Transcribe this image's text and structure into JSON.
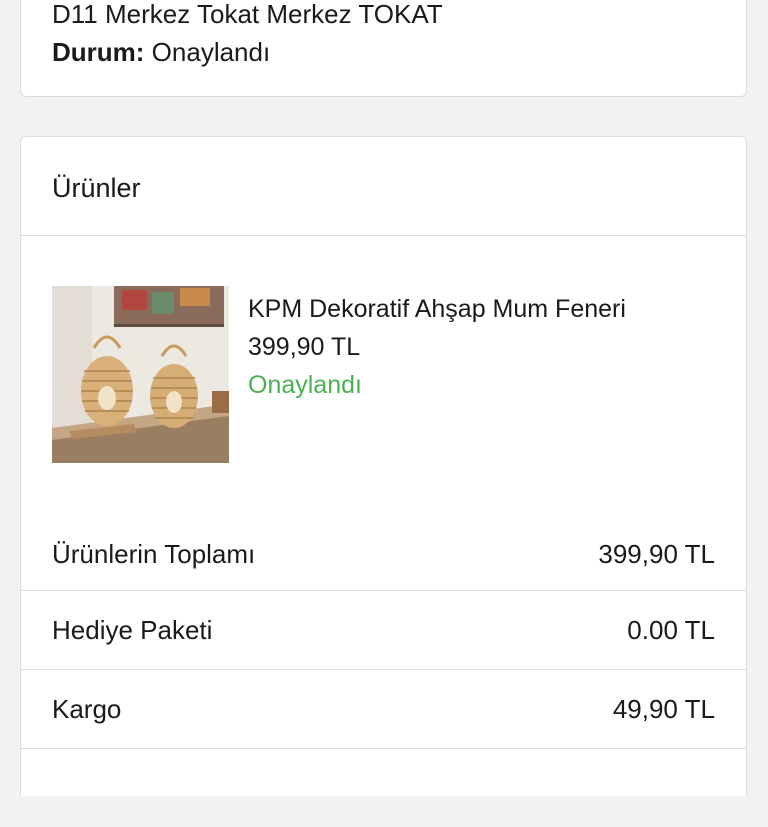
{
  "address": {
    "line": "D11 Merkez Tokat Merkez TOKAT",
    "status_label": "Durum:",
    "status_value": "Onaylandı"
  },
  "products": {
    "title": "Ürünler",
    "items": [
      {
        "name": "KPM Dekoratif Ahşap Mum Feneri",
        "price": "399,90 TL",
        "status": "Onaylandı",
        "status_color": "#4caf50",
        "image_icon": "bamboo-lantern-product-photo"
      }
    ]
  },
  "summary": {
    "rows": [
      {
        "label": "Ürünlerin Toplamı",
        "value": "399,90 TL"
      },
      {
        "label": "Hediye Paketi",
        "value": "0.00 TL"
      },
      {
        "label": "Kargo",
        "value": "49,90 TL"
      }
    ]
  }
}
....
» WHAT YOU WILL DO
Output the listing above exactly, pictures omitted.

» WRITTEN REPLY
Transcribe this image's text and structure into JSON.
{
  "address": {
    "line": "D11 Merkez Tokat Merkez TOKAT",
    "status_label": "Durum:",
    "status_value": "Onaylandı"
  },
  "products": {
    "title": "Ürünler",
    "items": [
      {
        "name": "KPM Dekoratif Ahşap Mum Feneri",
        "price": "399,90 TL",
        "status": "Onaylandı",
        "status_color": "#4caf50",
        "image_icon": "bamboo-lantern-product-photo"
      }
    ]
  },
  "summary": {
    "rows": [
      {
        "label": "Ürünlerin Toplamı",
        "value": "399,90 TL"
      },
      {
        "label": "Hediye Paketi",
        "value": "0.00 TL"
      },
      {
        "label": "Kargo",
        "value": "49,90 TL"
      }
    ]
  }
}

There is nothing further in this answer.